Starting a MIP from the start.
Let’s start at the start with creating an In-Place Family and there are plenty of Blogs, YouTubes and all that business out there, so I’m not going to show you what is only a Google away. I will focus on some of the Key aspects that I do when it comes to In-Place Models.
Here are my general rules on In-Place Family:
- Don’t just use the In-Place Mass button on the Site and Massing Tab,
It will have less functionality than that of the next step
- Instead, go to your preferred Discipline Tab and use the Component Button with the Model-In Place option.
- Select the correct Family Category for your Model-In Place and think of how it will function/present with:
- Object Styles – Line thickness and Hatch Patterns in Cutting and Projection
- Visibility Graphic Overrides in View
- Filters for individual customisations to Objects in view
- View Templates – Once all the above set
- Downstream Data into Excel, Navisworks, IFC etc.
- When you give it a name, use MIP as a Prefix so that everybody identifies the Model-In Place object much easier.
- Use Company Standard Naming Conventions or, create Company Standard Naming Conventions.
- Assign the Correct Materials
Here are a few links to some MIP information that I have gleaned from Google.
- AuntieDesk’s own site
- Nice little Step by Step by Justin Gillard
- Need to check your MIP, Ideate have an idea!
Adding Parameters to your MIP
While in the Edit Extrusion mode of the MIP, add a Dimension, select it and Create new Label. Now be careful with your Parameter Naming Conventions because there is no-where to edit this Label, these are not like Shared, Project or Global Parameters.
Some things to think about when adding Parameters to your MIP:
- Once again I would use a MIP suffix to identify the Parameter to the MIP object.
- Testing the robustness or “Flexing” is not just editing Parameter numbers, you need to Edit Profile to see if the Parameters hold or break with an “Error cant be ignored.”
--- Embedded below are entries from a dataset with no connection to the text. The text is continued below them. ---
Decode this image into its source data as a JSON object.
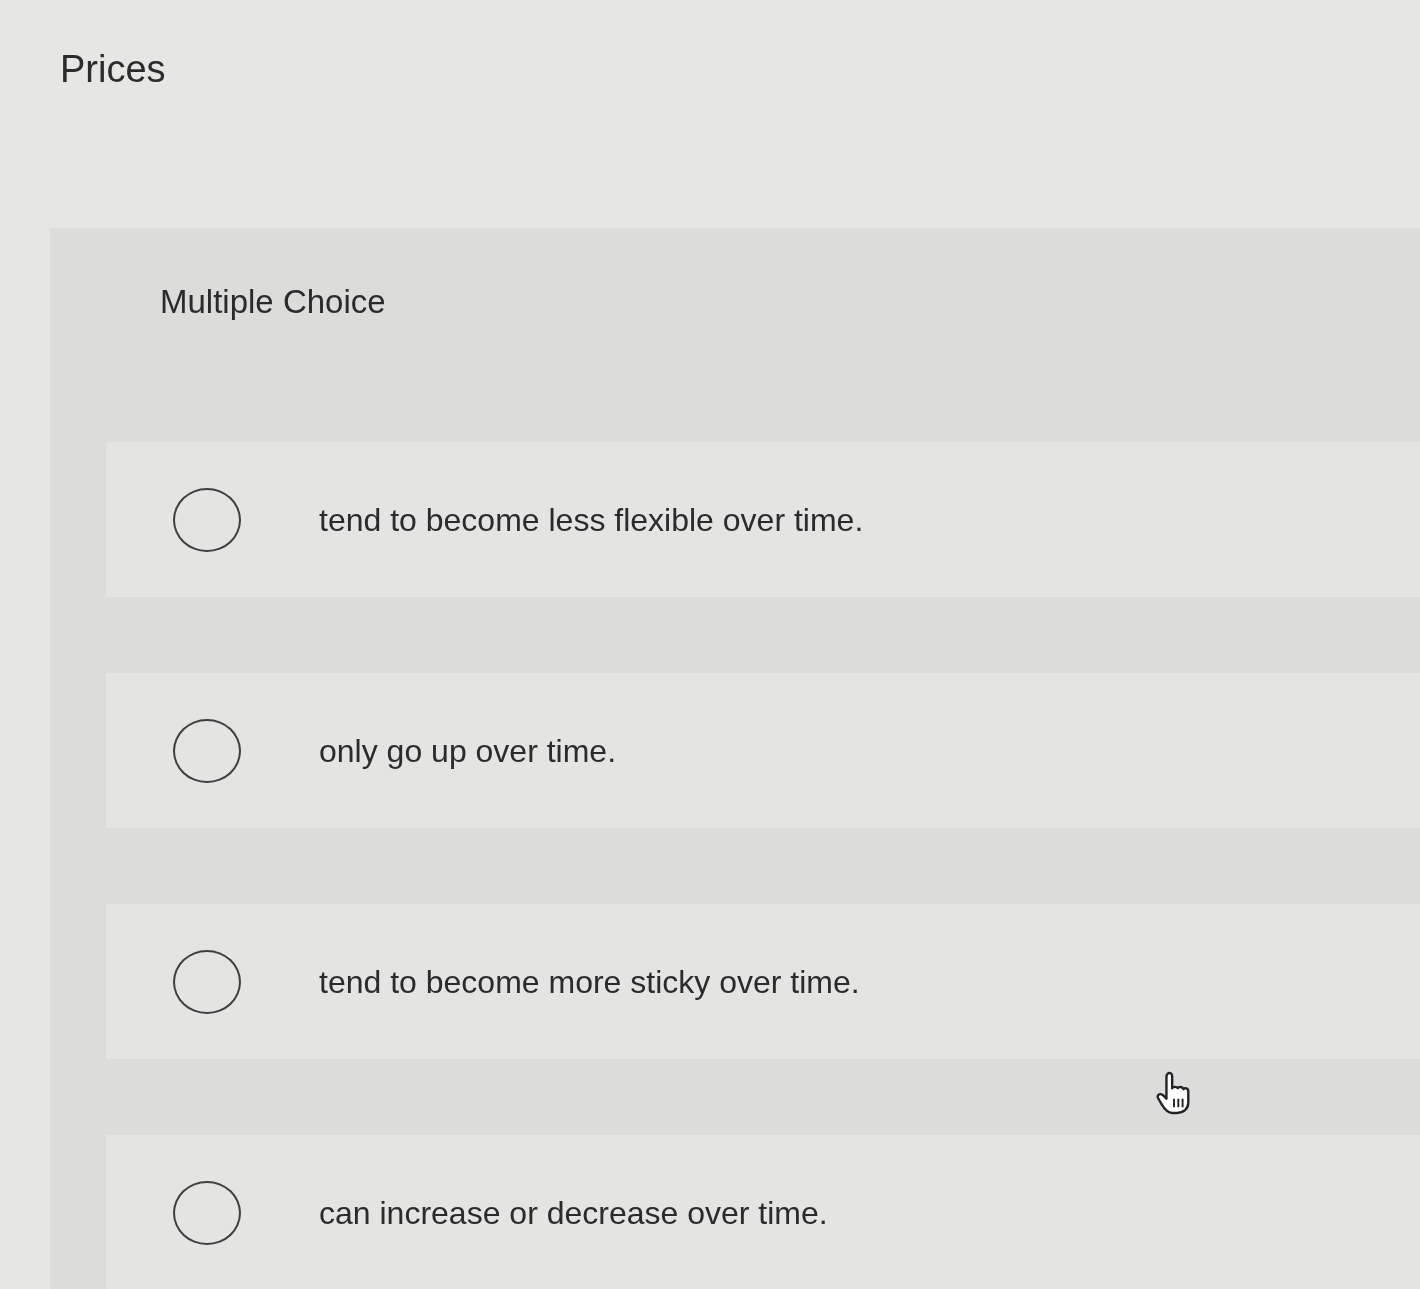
{
  "title": "Prices",
  "question": {
    "type_label": "Multiple Choice",
    "choices": [
      {
        "text": "tend to become less flexible over time.",
        "selected": false
      },
      {
        "text": "only go up over time.",
        "selected": false
      },
      {
        "text": "tend to become more sticky over time.",
        "selected": false
      },
      {
        "text": "can increase or decrease over time.",
        "selected": false
      }
    ]
  }
}
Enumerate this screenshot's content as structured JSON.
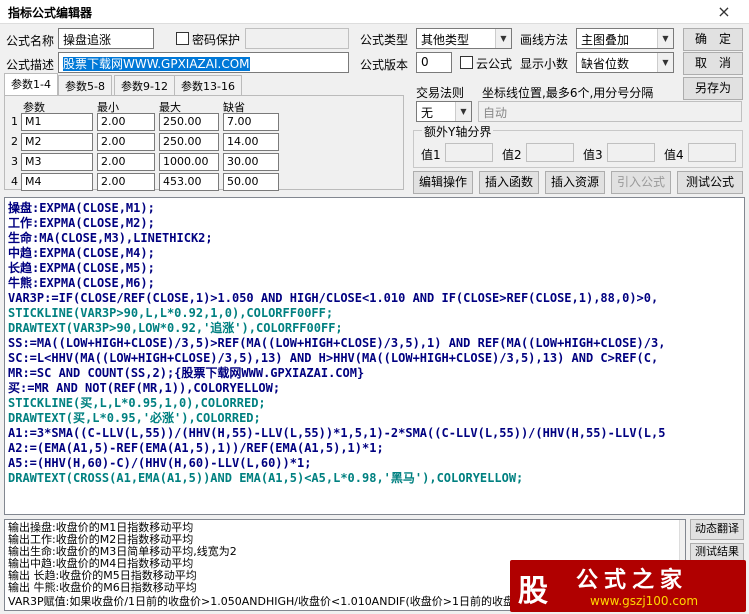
{
  "window": {
    "title": "指标公式编辑器",
    "close": "×"
  },
  "form": {
    "name_label": "公式名称",
    "name_value": "操盘追涨",
    "password_label": "密码保护",
    "desc_label": "公式描述",
    "desc_value": "股票下载网WWW.GPXIAZAI.COM",
    "type_label": "公式类型",
    "type_value": "其他类型",
    "draw_label": "画线方法",
    "draw_value": "主图叠加",
    "version_label": "公式版本",
    "version_value": "0",
    "cloud_label": "云公式",
    "decimal_label": "显示小数",
    "decimal_value": "缺省位数",
    "trade_label": "交易法则",
    "trade_value": "无",
    "axis_label": "坐标线位置,最多6个,用分号分隔",
    "axis_value": "自动",
    "extra_axis_label": "额外Y轴分界",
    "val_labels": [
      "值1",
      "值2",
      "值3",
      "值4"
    ]
  },
  "buttons": {
    "ok": "确　定",
    "cancel": "取　消",
    "save_as": "另存为",
    "edit_op": "编辑操作",
    "insert_func": "插入函数",
    "insert_res": "插入资源",
    "import_formula": "引入公式",
    "test_formula": "测试公式",
    "dynamic_translate": "动态翻译",
    "test_result": "测试结果"
  },
  "tabs": [
    "参数1-4",
    "参数5-8",
    "参数9-12",
    "参数13-16"
  ],
  "params": {
    "headers": [
      "参数",
      "最小",
      "最大",
      "缺省"
    ],
    "rows": [
      {
        "idx": "1",
        "name": "M1",
        "min": "2.00",
        "max": "250.00",
        "def": "7.00"
      },
      {
        "idx": "2",
        "name": "M2",
        "min": "2.00",
        "max": "250.00",
        "def": "14.00"
      },
      {
        "idx": "3",
        "name": "M3",
        "min": "2.00",
        "max": "1000.00",
        "def": "30.00"
      },
      {
        "idx": "4",
        "name": "M4",
        "min": "2.00",
        "max": "453.00",
        "def": "50.00"
      }
    ]
  },
  "code": [
    "操盘:EXPMA(CLOSE,M1);",
    "工作:EXPMA(CLOSE,M2);",
    "生命:MA(CLOSE,M3),LINETHICK2;",
    "中趋:EXPMA(CLOSE,M4);",
    "长趋:EXPMA(CLOSE,M5);",
    "牛熊:EXPMA(CLOSE,M6);",
    "VAR3P:=IF(CLOSE/REF(CLOSE,1)>1.050 AND HIGH/CLOSE<1.010 AND IF(CLOSE>REF(CLOSE,1),88,0)>0,",
    "STICKLINE(VAR3P>90,L,L*0.92,1,0),COLORFF00FF;",
    "DRAWTEXT(VAR3P>90,LOW*0.92,'追涨'),COLORFF00FF;",
    "SS:=MA((LOW+HIGH+CLOSE)/3,5)>REF(MA((LOW+HIGH+CLOSE)/3,5),1) AND REF(MA((LOW+HIGH+CLOSE)/3,",
    "SC:=L<HHV(MA((LOW+HIGH+CLOSE)/3,5),13) AND H>HHV(MA((LOW+HIGH+CLOSE)/3,5),13) AND C>REF(C,",
    "MR:=SC AND COUNT(SS,2);{股票下载网WWW.GPXIAZAI.COM}",
    "买:=MR AND NOT(REF(MR,1)),COLORYELLOW;",
    "STICKLINE(买,L,L*0.95,1,0),COLORRED;",
    "DRAWTEXT(买,L*0.95,'必涨'),COLORRED;",
    "A1:=3*SMA((C-LLV(L,55))/(HHV(H,55)-LLV(L,55))*1,5,1)-2*SMA((C-LLV(L,55))/(HHV(H,55)-LLV(L,5",
    "A2:=(EMA(A1,5)-REF(EMA(A1,5),1))/REF(EMA(A1,5),1)*1;",
    "A5:=(HHV(H,60)-C)/(HHV(H,60)-LLV(L,60))*1;",
    "DRAWTEXT(CROSS(A1,EMA(A1,5))AND EMA(A1,5)<A5,L*0.98,'黑马'),COLORYELLOW;"
  ],
  "output": [
    "输出操盘:收盘价的M1日指数移动平均",
    "输出工作:收盘价的M2日指数移动平均",
    "输出生命:收盘价的M3日简单移动平均,线宽为2",
    "输出中趋:收盘价的M4日指数移动平均",
    "输出 长趋:收盘价的M5日指数移动平均",
    "输出 牛熊:收盘价的M6日指数移动平均",
    "VAR3P赋值:如果收盘价/1日前的收盘价>1.050ANDHIGH/收盘价<1.010ANDIF(收盘价>1日前的收盘"
  ],
  "watermark": {
    "logo": "股",
    "brand": "公式之家",
    "url": "www.gszj100.com"
  }
}
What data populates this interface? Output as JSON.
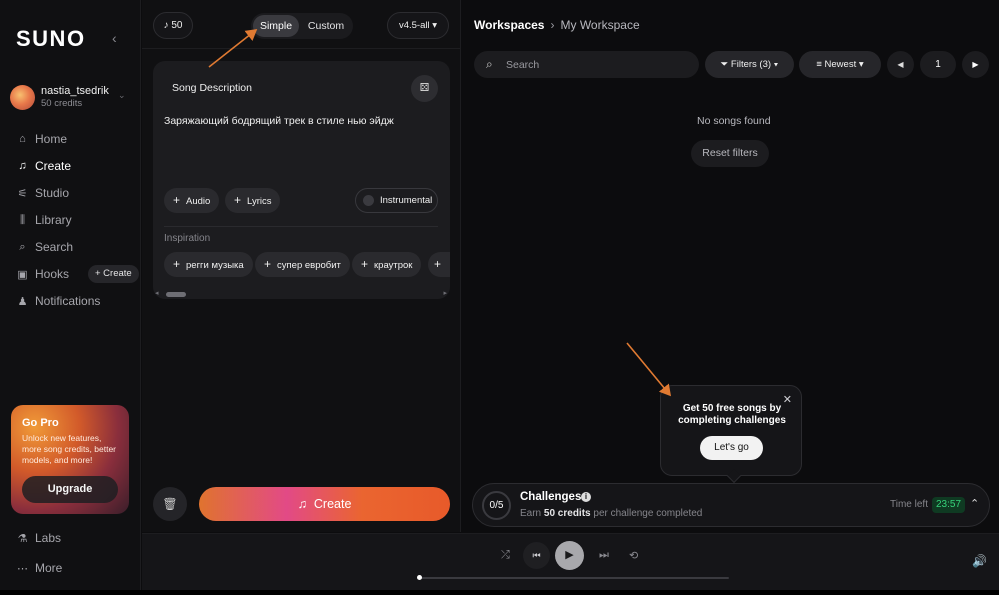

Getting Type Parameter workflows with Global Parameters.
One of the issues with MIP is that if you copy several around then select them all to change a dimension/thickness, all the Parameter options disappear in the Project Browser, as if you have selected a Door and Mechanical Duct Family together. So how do we get these MIP objects to be more user-friendly?
That’s right, Global Parameters, BANG!
If you haven’t used Global Parameters before, they are fairly easy and they are the icing on the cake as far as clever little workflows. Select your MIP Object and look at the Parameters in the Properties Dialog box, notice the little Squares on the right-hand side of the Parameter?
Select and create a Global Parameter like you would a normal Parameter. Think of it as a Nested Family and having to relate a nested objects Parameter(s) into a Host Family.
To find and further edit Global Parameters look inside the Management Tab and look out for the button next to the Project and Shared Parameter Buttons.
Make sure that you add Global Parameters, THEN copy your MIP around, or you will need to edit each one individually.
Here are some other examples to help you get a better understanding:
Where else can Global Parameters help?
If you are setting out Steel, Global Parameters can be used to:
- Create a Reporting Global Parameter to measure the depth of the Roof Beam
- Set Strut Bracing to 1/2 Roof Beam depth via the Reporting Parameter
- Set the Horizontal Bracing to STD offset from top of Roof Beam
- Report the SetDown of a Steel Column as a Reporting Parameter to update the SetDown of the Slab for the Steel Column.
Level & Grid Set Out
- Setting the Constraints between grids.
- Making all distances equal and updated through 1 location.
- Floor to Ceiling Height.
- Ceiling Space for Services.
- Formulas for Floor to Floor based on the two inputs above.
There are many more, so start looking at Global Parameters and improve your Revit functionality.